(b) If evidence of the violation is obtained and the individual who committed the offense has not been identified, an indictment may be found and filed at any time after the offense is committed, but not more than 6 years after the individual is identified.
(i) “Identified” means the individual’s legal name is known.
(ii) “Identity theft” means 1 or more of the following:
(A) Conduct prohibited in section 5 or 7 of the identity theft protection act, 2004 PA 452, MCL 445.65 and 445.67.
(B) Conduct prohibited under former section 285 of the Michigan penal code, 1931 PA 328.
(5) All other indictments may be found and filed within 6 years after the offense is committed.
If charge was made five years after the offense, how long do they have to take me to court dealing that it is eight years? What is the penalty for this crime? Can I become a fugitive?
The punishment depends upon the amount of the benefit received. If the amount involved is $500 or less, the offense is a 1 year maximum misdemeanor. If the amount involved is greater than $500, the offense is a 4 year maximum felony. The amount calculated is the difference between the lawful amount of assistance or aid and the amount of assistance or aid actually received. As a criminal defendant you have a right to a speedy trial guaranteed by the U.S. and Michigan state constitutions. Generally a defendant in Michigan charged with a felony crime has a right to trial within six months of the date of arrest, and a defendant charged with a misdemeanor crime has a right to trial within 28 days of arrest, but it's not really that simple. Speedy trial rights are a complex discussion that go far beyond the scope of this service. However, it is not unusual in the majority of cases for a defendant to waive their speedy trial rights (because it's unrealistic to think that a defendant will be ready for trial on a misdemeanor in 28 days or within 6 months on a felony, as cases take far longer to prepare).As such, there is no set time limit. How long it takes to get to resolution of your case if you take it to trial depends on a number of factors- how busy the court docket is, the amount of discovery done by each side in the case, how many pre-trial motions and hearings are required, even whether the judge or one of the lawyers gets sick or goes on vacation can cause delays. Thus, it's not usual for cases, especially felonies, to sometimes take years to make it to trial.
As to whether you could become a fugitive, as you have been charged with the offense, if you were to flee to avoid prosecution, yes, that would make you a fugitive from justice and most likely, a felony warrant would be issued for your arrest.
I ran a daycare operation and I was told that I charged the state for children that was not in the company care which means I should not charge for them.

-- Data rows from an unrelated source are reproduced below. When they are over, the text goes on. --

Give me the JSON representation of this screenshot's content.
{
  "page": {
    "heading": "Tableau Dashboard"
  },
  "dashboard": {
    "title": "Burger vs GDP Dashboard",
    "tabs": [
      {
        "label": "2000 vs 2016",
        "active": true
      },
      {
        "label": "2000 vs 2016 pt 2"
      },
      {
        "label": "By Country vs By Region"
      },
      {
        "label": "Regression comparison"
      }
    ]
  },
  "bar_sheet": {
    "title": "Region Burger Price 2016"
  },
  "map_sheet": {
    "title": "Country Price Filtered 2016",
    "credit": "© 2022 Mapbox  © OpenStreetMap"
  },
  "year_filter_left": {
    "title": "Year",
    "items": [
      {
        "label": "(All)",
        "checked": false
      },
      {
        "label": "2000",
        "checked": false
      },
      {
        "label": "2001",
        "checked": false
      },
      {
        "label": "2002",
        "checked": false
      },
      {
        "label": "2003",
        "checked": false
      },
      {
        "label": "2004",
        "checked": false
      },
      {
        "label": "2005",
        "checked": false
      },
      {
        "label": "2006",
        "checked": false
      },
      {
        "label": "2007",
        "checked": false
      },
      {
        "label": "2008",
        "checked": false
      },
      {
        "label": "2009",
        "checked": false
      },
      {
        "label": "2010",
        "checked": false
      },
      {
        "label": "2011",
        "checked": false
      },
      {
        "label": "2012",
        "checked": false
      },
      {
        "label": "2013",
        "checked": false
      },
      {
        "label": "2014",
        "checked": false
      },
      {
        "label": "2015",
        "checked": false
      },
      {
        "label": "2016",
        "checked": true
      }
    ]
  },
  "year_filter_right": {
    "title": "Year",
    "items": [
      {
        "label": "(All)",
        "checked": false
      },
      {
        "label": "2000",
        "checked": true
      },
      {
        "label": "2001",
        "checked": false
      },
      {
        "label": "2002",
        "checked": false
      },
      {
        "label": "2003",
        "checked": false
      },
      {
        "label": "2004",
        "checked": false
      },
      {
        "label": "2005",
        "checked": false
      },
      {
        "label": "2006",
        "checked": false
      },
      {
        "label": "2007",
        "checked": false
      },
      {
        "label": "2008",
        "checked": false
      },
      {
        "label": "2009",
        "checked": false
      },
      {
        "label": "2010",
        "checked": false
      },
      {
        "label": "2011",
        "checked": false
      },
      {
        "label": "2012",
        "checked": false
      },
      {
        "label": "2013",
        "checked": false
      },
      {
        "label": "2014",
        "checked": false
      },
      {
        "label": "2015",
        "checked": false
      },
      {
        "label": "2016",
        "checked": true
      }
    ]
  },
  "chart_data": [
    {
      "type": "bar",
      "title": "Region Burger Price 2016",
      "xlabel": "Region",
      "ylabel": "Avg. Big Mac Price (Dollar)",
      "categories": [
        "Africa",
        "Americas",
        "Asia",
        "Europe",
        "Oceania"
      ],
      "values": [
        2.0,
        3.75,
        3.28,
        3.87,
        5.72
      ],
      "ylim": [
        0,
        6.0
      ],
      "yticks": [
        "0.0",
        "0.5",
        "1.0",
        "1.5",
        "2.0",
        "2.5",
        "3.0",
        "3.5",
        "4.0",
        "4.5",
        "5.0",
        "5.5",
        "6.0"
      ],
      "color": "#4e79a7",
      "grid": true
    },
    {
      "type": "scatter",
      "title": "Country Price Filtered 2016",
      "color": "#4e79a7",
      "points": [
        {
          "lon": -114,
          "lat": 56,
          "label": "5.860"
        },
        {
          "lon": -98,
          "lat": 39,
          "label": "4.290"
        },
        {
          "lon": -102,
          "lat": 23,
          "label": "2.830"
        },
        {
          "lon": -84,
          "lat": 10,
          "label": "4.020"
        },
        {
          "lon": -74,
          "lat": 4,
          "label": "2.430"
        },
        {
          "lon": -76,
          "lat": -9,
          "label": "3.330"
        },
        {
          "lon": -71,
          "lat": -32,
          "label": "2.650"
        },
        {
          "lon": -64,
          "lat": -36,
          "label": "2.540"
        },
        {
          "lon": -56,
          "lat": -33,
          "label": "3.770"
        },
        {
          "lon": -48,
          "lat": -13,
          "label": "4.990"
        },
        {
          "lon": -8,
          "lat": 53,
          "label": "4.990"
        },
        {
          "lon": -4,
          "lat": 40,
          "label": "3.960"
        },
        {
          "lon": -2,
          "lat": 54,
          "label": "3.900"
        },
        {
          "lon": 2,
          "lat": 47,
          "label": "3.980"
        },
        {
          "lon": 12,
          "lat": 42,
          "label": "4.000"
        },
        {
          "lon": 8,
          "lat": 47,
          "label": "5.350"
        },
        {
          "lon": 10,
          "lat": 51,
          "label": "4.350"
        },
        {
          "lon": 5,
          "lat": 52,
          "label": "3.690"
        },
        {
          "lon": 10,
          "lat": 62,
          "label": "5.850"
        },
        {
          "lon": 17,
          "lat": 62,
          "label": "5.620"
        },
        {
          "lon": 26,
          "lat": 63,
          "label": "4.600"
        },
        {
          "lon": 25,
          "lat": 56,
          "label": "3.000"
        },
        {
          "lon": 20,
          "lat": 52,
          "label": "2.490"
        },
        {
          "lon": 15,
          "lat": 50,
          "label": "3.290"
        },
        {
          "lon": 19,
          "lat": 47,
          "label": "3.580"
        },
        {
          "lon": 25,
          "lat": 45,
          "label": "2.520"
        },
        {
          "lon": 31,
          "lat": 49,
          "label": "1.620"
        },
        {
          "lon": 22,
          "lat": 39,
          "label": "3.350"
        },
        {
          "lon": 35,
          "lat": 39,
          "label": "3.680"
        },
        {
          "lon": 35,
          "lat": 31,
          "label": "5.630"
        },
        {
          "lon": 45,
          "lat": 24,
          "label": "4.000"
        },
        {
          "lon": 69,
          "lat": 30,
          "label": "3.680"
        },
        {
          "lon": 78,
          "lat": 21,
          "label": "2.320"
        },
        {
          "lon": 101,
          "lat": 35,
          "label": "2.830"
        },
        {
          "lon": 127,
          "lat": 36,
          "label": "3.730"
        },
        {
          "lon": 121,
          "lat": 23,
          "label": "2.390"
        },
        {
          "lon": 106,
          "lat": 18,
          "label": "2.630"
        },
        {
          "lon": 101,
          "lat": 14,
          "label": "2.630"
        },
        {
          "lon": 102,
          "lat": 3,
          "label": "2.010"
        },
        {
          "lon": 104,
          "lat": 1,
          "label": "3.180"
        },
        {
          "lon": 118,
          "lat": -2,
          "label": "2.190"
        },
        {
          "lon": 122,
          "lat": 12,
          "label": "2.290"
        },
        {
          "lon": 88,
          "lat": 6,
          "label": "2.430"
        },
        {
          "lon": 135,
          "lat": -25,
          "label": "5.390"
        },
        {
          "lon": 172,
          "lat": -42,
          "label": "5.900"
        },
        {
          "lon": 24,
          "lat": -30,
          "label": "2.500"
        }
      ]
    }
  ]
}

The business is no longer in operation so do this fall under welfare fraud?
I was the director of the child care center. It was said that hours were billed for children not in care. Does this fall under welfare fraud? The business is no longer in existance and I don't have records but the parent of the children worked there and it was not true. What can I do because I do not have any records/
(a) assistance or relief than that to which he is justly entitled; or